• **YOUR OBJECTIVE**
Omit every picture, then return each line of the data below exactly.

Website and app data records:

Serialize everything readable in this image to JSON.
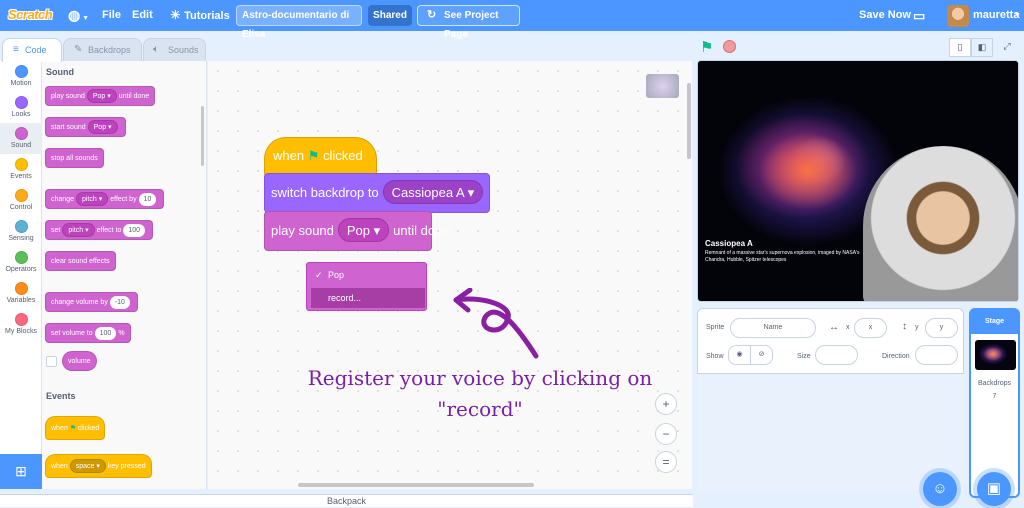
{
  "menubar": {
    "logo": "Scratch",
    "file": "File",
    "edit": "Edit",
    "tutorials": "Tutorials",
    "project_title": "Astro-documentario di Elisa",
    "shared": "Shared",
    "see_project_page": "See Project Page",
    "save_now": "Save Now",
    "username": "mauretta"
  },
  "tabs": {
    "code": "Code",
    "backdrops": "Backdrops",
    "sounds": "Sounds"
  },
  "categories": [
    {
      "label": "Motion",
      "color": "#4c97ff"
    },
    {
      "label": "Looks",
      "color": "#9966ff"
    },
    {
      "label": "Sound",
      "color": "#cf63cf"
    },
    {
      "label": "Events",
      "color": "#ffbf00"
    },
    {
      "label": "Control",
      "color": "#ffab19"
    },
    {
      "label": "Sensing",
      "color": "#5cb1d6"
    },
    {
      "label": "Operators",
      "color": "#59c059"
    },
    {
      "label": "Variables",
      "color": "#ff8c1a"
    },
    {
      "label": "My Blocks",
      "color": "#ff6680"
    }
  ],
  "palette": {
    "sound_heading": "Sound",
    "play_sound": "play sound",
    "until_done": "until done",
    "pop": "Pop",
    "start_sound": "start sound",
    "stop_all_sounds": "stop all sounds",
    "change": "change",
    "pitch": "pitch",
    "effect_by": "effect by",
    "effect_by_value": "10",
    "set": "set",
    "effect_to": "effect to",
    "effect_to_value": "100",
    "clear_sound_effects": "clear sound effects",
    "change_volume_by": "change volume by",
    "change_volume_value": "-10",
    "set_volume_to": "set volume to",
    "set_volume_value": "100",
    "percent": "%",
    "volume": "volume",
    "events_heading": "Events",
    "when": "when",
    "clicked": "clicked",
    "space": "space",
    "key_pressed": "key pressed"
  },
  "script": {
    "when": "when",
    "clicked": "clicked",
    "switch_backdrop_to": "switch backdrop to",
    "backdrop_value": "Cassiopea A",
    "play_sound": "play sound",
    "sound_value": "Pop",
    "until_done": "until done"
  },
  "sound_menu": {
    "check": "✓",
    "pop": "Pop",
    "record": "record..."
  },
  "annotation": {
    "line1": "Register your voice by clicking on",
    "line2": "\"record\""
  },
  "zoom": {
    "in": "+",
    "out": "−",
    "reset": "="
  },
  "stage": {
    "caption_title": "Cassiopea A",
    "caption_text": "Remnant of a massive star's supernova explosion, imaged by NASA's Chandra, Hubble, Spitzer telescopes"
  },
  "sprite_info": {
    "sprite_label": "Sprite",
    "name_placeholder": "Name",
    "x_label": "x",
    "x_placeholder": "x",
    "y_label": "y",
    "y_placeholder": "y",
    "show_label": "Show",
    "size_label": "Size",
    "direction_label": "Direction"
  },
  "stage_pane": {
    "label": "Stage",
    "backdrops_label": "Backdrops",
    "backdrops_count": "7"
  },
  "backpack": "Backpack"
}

• **SOLUTION**
Serialize everything readable in this image to JSON.
{
  "menubar": {
    "logo": "Scratch",
    "file": "File",
    "edit": "Edit",
    "tutorials": "Tutorials",
    "project_title": "Astro-documentario di Elisa",
    "shared": "Shared",
    "see_project_page": "See Project Page",
    "save_now": "Save Now",
    "username": "mauretta"
  },
  "tabs": {
    "code": "Code",
    "backdrops": "Backdrops",
    "sounds": "Sounds"
  },
  "categories": [
    {
      "label": "Motion",
      "color": "#4c97ff"
    },
    {
      "label": "Looks",
      "color": "#9966ff"
    },
    {
      "label": "Sound",
      "color": "#cf63cf"
    },
    {
      "label": "Events",
      "color": "#ffbf00"
    },
    {
      "label": "Control",
      "color": "#ffab19"
    },
    {
      "label": "Sensing",
      "color": "#5cb1d6"
    },
    {
      "label": "Operators",
      "color": "#59c059"
    },
    {
      "label": "Variables",
      "color": "#ff8c1a"
    },
    {
      "label": "My Blocks",
      "color": "#ff6680"
    }
  ],
  "palette": {
    "sound_heading": "Sound",
    "play_sound": "play sound",
    "until_done": "until done",
    "pop": "Pop",
    "start_sound": "start sound",
    "stop_all_sounds": "stop all sounds",
    "change": "change",
    "pitch": "pitch",
    "effect_by": "effect by",
    "effect_by_value": "10",
    "set": "set",
    "effect_to": "effect to",
    "effect_to_value": "100",
    "clear_sound_effects": "clear sound effects",
    "change_volume_by": "change volume by",
    "change_volume_value": "-10",
    "set_volume_to": "set volume to",
    "set_volume_value": "100",
    "percent": "%",
    "volume": "volume",
    "events_heading": "Events",
    "when": "when",
    "clicked": "clicked",
    "space": "space",
    "key_pressed": "key pressed"
  },
  "script": {
    "when": "when",
    "clicked": "clicked",
    "switch_backdrop_to": "switch backdrop to",
    "backdrop_value": "Cassiopea A",
    "play_sound": "play sound",
    "sound_value": "Pop",
    "until_done": "until done"
  },
  "sound_menu": {
    "check": "✓",
    "pop": "Pop",
    "record": "record..."
  },
  "annotation": {
    "line1": "Register your voice by clicking on",
    "line2": "\"record\""
  },
  "zoom": {
    "in": "+",
    "out": "−",
    "reset": "="
  },
  "stage": {
    "caption_title": "Cassiopea A",
    "caption_text": "Remnant of a massive star's supernova explosion, imaged by NASA's Chandra, Hubble, Spitzer telescopes"
  },
  "sprite_info": {
    "sprite_label": "Sprite",
    "name_placeholder": "Name",
    "x_label": "x",
    "x_placeholder": "x",
    "y_label": "y",
    "y_placeholder": "y",
    "show_label": "Show",
    "size_label": "Size",
    "direction_label": "Direction"
  },
  "stage_pane": {
    "label": "Stage",
    "backdrops_label": "Backdrops",
    "backdrops_count": "7"
  },
  "backpack": "Backpack"
}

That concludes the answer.